━━ Dataset records ━━

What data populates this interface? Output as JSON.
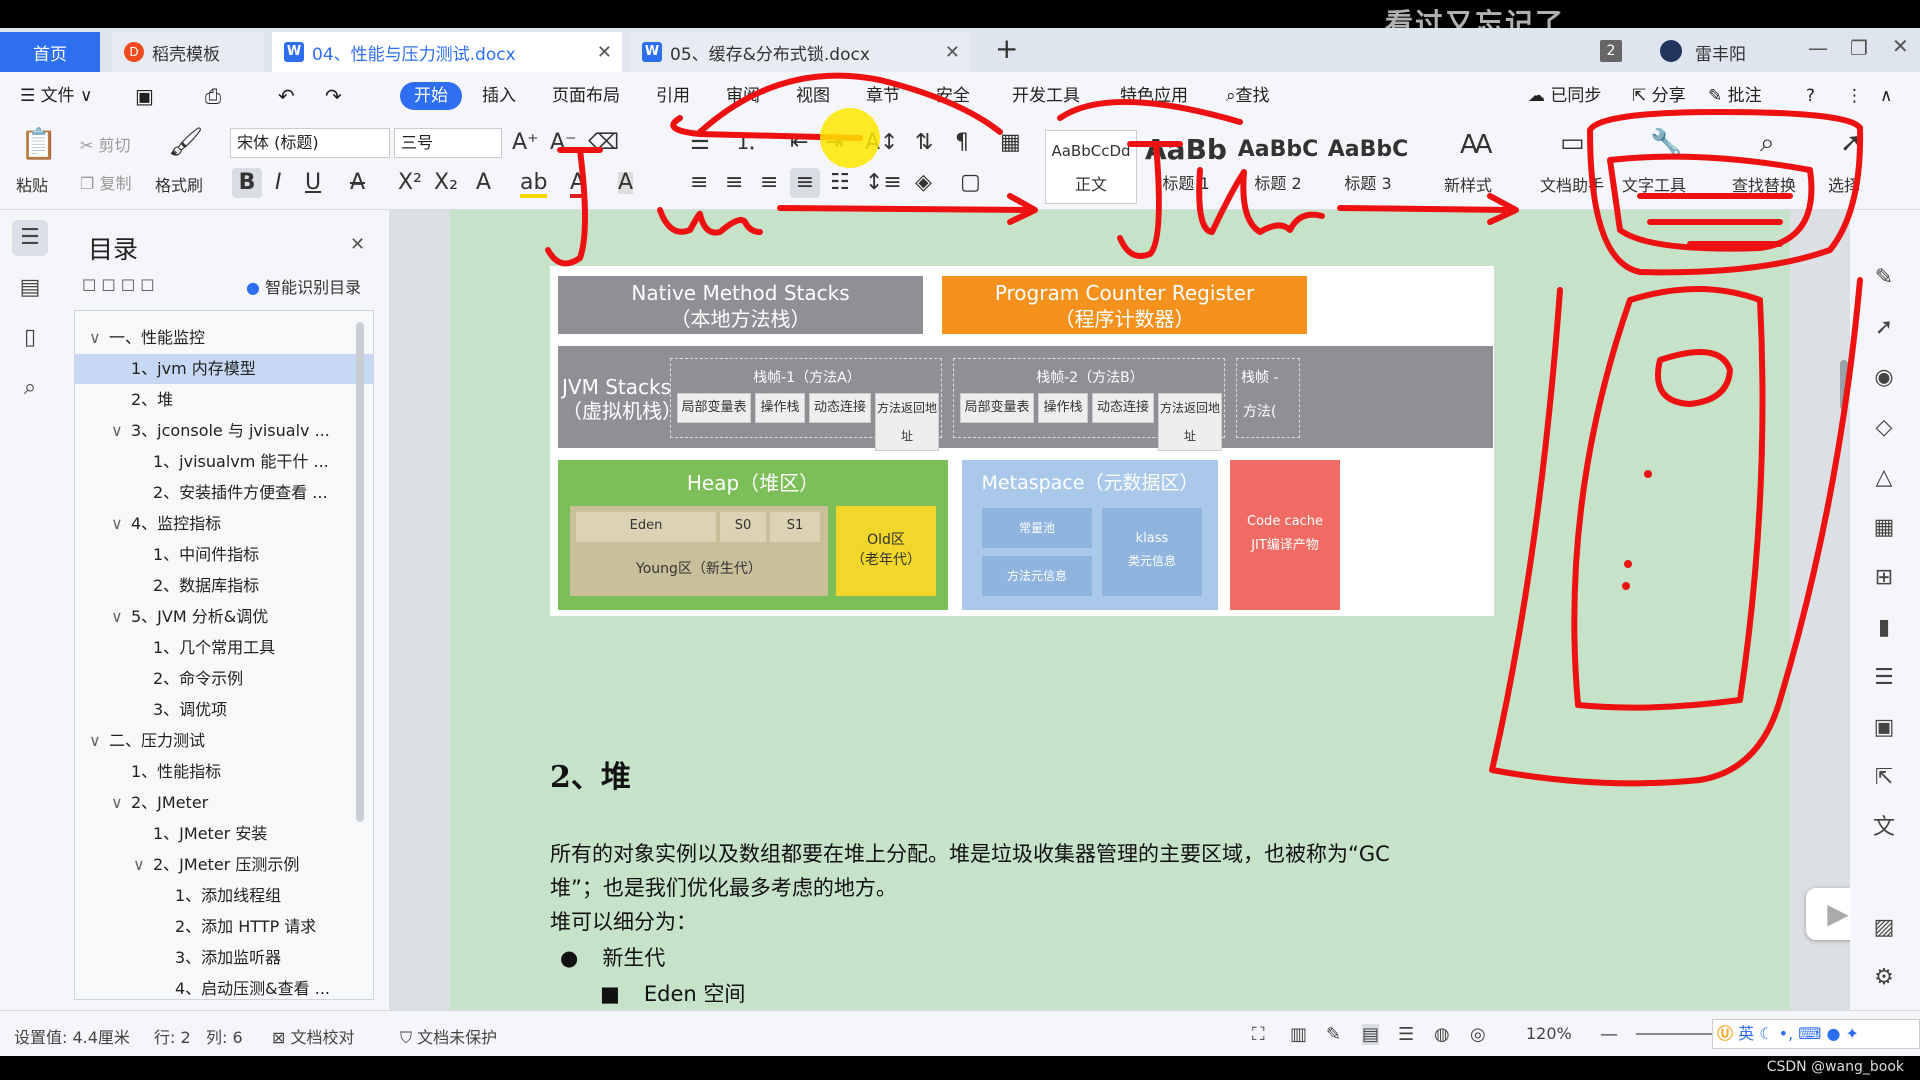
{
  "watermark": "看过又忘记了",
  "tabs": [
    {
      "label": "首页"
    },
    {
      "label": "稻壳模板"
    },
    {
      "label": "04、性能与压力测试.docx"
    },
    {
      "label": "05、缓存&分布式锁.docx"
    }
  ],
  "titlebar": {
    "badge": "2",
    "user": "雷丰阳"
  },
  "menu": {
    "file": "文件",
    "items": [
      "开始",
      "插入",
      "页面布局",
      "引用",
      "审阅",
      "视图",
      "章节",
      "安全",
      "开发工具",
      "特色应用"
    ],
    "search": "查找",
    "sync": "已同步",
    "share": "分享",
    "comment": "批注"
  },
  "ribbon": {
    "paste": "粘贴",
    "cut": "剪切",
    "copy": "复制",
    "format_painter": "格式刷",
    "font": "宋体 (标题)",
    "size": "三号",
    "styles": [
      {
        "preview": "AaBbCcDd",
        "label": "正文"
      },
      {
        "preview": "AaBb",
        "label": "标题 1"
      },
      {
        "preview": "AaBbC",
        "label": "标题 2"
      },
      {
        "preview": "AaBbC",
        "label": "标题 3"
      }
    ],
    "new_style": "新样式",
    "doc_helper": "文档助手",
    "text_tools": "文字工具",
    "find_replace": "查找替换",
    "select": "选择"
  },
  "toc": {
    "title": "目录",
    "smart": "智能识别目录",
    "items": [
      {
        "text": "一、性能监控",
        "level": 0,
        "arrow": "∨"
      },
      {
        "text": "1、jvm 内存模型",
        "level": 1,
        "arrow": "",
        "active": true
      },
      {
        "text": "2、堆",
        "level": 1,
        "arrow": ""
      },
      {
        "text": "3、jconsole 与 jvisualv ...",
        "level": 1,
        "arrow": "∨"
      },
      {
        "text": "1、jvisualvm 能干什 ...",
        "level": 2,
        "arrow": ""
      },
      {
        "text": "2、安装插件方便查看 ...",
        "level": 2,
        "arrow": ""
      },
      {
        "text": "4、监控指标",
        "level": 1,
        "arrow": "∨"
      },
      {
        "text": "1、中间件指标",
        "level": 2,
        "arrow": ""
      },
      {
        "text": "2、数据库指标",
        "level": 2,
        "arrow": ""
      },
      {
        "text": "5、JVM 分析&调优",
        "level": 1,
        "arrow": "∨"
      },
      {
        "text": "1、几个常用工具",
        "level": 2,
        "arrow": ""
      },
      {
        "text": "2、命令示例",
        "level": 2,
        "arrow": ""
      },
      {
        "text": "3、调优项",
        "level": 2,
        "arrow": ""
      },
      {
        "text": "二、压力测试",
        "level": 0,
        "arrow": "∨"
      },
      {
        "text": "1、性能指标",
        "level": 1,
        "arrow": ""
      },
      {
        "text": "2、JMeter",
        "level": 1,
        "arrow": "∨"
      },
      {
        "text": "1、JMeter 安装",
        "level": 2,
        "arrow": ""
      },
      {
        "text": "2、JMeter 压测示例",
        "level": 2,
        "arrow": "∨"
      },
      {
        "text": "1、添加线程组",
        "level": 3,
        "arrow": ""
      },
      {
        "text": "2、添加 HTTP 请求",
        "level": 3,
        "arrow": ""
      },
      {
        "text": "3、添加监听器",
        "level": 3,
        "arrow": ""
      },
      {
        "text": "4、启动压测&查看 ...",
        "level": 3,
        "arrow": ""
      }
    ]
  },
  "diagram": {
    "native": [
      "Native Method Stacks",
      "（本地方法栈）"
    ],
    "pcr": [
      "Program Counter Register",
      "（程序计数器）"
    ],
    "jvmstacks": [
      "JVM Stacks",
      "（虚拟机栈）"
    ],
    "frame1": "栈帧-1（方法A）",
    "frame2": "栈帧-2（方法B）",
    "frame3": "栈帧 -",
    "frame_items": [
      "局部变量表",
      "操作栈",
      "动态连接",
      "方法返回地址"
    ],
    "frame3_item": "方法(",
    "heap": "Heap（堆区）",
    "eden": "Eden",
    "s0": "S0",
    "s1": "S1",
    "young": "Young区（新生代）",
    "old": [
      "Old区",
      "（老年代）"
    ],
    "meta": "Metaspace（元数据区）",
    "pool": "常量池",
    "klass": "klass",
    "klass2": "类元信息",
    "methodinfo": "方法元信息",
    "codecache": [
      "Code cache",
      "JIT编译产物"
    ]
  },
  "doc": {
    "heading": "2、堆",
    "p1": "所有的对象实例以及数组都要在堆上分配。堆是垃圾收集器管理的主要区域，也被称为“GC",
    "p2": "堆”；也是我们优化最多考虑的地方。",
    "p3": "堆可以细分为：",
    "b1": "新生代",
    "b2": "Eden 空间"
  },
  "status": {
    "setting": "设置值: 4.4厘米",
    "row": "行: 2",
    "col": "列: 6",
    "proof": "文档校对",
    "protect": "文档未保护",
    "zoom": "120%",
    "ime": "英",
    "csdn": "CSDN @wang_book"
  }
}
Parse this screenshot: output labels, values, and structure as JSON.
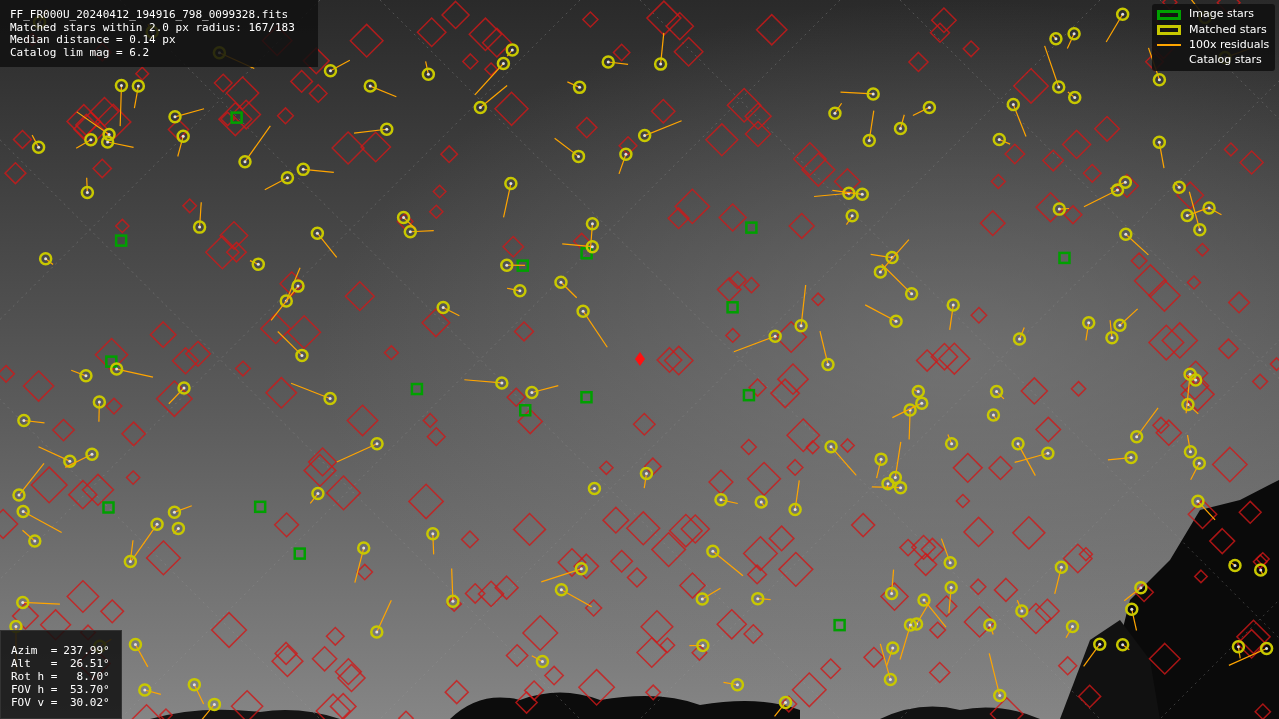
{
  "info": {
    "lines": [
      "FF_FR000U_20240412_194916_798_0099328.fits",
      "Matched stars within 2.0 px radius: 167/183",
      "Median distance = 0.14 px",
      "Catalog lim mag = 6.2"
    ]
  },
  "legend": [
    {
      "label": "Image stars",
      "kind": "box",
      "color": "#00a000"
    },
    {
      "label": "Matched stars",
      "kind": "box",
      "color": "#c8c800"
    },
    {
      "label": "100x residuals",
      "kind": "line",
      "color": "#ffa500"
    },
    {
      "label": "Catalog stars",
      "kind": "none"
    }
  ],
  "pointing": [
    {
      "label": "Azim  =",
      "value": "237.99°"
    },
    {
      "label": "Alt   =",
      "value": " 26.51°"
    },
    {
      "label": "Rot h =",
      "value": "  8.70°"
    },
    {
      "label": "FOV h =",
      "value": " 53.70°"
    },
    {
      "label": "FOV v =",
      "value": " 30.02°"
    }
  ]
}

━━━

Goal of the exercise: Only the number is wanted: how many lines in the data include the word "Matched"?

Output of the task: 2